What you don’t know about credit scores can cost you — big time. Poor financial knowledge of how credit works can hurt you for years, especially if you don’t understand what helps and hinders your creditworthiness. The following are the top 5 credit myths you should always avoid, or your credit will see a drastic decline.
1. When you pay your credit cards off you should close them.
This credit myth recommends closing old accounts after you pay them off. But instead, once you finish paying off the account, put the card away, and don’t use it. Paying off all debt is one of the fastest ways to improve credit scores. Closing accounts, though, can hurt credit scores. One of the most important elements in credit scores is the proportion of total balances to the total credit limits.
2. If I check my credit my score will drop
This myth, makes people believe that every time they check their own score— their credit score drops. This is not the case. When you check your own score, there is no impact on your score. However, if a lender checks your score, it has some impact—usually 5 points or less.
3. Paying off your credit will increase your score by 50 points
Because of the complex algorithm of credit reporting, I can say this is simply untrue. There are hundreds of factors that go into determining your score. However, it’s wise to pay your bills on time, work to lower your debts, and make sure any inaccuracies are removed, or corrected.
4. If I don’t use credit cards my score will be great
Another myth to chalk up to inaccurate information. Not using credit cards means your credit score has a ratio of zero (meaning you have no debt at all). This may actually hurt your score, since it doesn’t demonstrate that you can use your credit responsibly. Your credit utilization ratio is calculated for all of your cards both individually and cumulatively. Having a high ratio on a single card could cause a red flag, the cumulative utilization carries a bit more weight.
5. Your credit score and report are the same

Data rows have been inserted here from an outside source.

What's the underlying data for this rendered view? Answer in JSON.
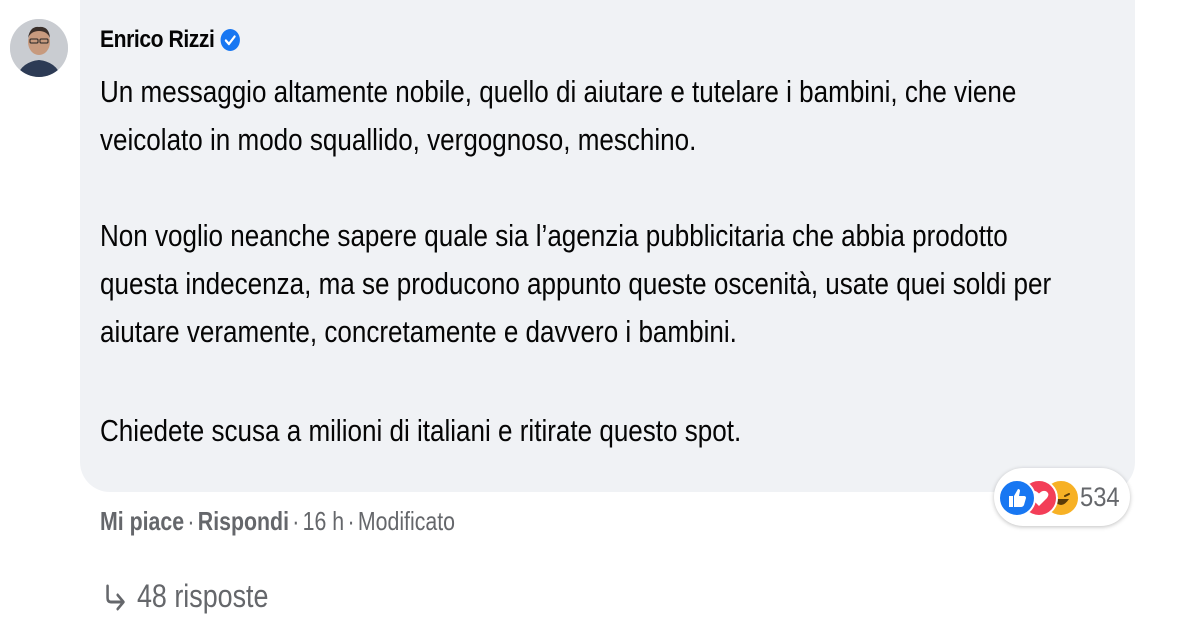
{
  "comment": {
    "author": "Enrico Rizzi",
    "verified_icon": "verified-badge-icon",
    "paragraphs": [
      [
        "Un messaggio altamente nobile, quello di aiutare e tutelare i bambini, che viene",
        "veicolato in modo squallido, vergognoso, meschino."
      ],
      [
        "Non voglio neanche sapere quale sia l’agenzia pubblicitaria che abbia prodotto",
        "questa indecenza, ma se producono appunto queste oscenità, usate quei soldi per",
        "aiutare veramente, concretamente e davvero i bambini."
      ],
      [
        "Chiedete scusa a milioni di italiani e ritirate questo spot."
      ]
    ]
  },
  "actions": {
    "like_label": "Mi piace",
    "reply_label": "Rispondi",
    "time": "16 h",
    "edited": "Modificato",
    "separator": "·"
  },
  "reactions": {
    "icons": [
      "like-icon",
      "love-icon",
      "haha-icon"
    ],
    "count": "534"
  },
  "replies": {
    "label": "48 risposte"
  },
  "colors": {
    "bubble_bg": "#f0f2f5",
    "secondary_text": "#65676b",
    "brand_blue": "#1877f2"
  }
}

A credit report is just that, a report on your credit. Each report lists relevant information regarding your accounts. Each report contains personal information, open and closed accounts, credit inquiries, public records and others. There are 3 major credit bureaus, TransUnion, Equifax, and Experian. Each credit bureau will have their own corresponding report. Your Credit score is different and may appear different on each credit bureau.

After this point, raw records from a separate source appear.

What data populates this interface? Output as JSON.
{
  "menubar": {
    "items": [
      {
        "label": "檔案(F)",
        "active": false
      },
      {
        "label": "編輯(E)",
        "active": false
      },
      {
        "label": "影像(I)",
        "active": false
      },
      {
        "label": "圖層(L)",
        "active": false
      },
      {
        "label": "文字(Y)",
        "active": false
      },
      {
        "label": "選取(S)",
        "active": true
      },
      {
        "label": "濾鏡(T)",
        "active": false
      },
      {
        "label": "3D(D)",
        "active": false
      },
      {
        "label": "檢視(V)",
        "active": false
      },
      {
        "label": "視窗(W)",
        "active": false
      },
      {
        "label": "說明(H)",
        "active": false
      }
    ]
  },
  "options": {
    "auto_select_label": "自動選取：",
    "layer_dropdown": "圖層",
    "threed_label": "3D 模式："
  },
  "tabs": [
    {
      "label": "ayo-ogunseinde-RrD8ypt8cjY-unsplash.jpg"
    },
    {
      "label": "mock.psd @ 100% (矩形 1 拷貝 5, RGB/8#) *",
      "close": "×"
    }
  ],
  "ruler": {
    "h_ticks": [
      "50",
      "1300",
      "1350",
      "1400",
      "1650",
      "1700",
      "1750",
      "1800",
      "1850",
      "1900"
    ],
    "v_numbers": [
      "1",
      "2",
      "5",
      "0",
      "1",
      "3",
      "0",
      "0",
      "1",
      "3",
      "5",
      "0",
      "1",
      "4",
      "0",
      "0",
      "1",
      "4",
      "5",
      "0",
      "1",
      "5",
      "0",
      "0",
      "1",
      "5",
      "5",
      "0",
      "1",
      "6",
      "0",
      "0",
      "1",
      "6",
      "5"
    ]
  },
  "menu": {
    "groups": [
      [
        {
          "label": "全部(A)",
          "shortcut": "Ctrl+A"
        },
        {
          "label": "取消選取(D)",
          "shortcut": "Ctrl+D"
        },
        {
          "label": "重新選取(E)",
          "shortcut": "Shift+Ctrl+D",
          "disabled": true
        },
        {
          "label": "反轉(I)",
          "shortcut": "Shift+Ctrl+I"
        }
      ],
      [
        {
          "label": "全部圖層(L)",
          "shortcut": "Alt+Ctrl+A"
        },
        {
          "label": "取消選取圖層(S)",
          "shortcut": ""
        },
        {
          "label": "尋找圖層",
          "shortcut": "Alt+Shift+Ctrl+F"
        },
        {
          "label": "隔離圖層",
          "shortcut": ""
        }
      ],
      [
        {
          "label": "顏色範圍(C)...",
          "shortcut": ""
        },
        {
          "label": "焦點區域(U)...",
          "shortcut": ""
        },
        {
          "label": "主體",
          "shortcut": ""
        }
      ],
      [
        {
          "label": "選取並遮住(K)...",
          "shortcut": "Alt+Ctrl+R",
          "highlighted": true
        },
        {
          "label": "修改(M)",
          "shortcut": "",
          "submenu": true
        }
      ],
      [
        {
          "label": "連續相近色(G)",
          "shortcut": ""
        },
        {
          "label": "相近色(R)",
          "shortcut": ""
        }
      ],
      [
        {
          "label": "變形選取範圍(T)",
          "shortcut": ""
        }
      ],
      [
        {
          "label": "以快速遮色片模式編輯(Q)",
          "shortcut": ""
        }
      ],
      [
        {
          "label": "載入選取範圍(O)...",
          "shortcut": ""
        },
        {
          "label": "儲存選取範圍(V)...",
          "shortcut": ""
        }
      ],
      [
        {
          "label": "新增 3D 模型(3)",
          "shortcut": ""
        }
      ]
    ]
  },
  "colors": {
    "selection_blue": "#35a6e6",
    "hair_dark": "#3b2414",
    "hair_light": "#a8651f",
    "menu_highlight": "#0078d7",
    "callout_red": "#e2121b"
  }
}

A credit score is a three-digit number between 300-850, your score provides information regarding your history of credit usage, on time payments, and availability of credit. Credit scores are important because of loan approvals, and interest rates offered. Credit scores are what lenders use to determine your eligibility. If you focus more on having good credit habits, none of these myths should impact your score in the slightest.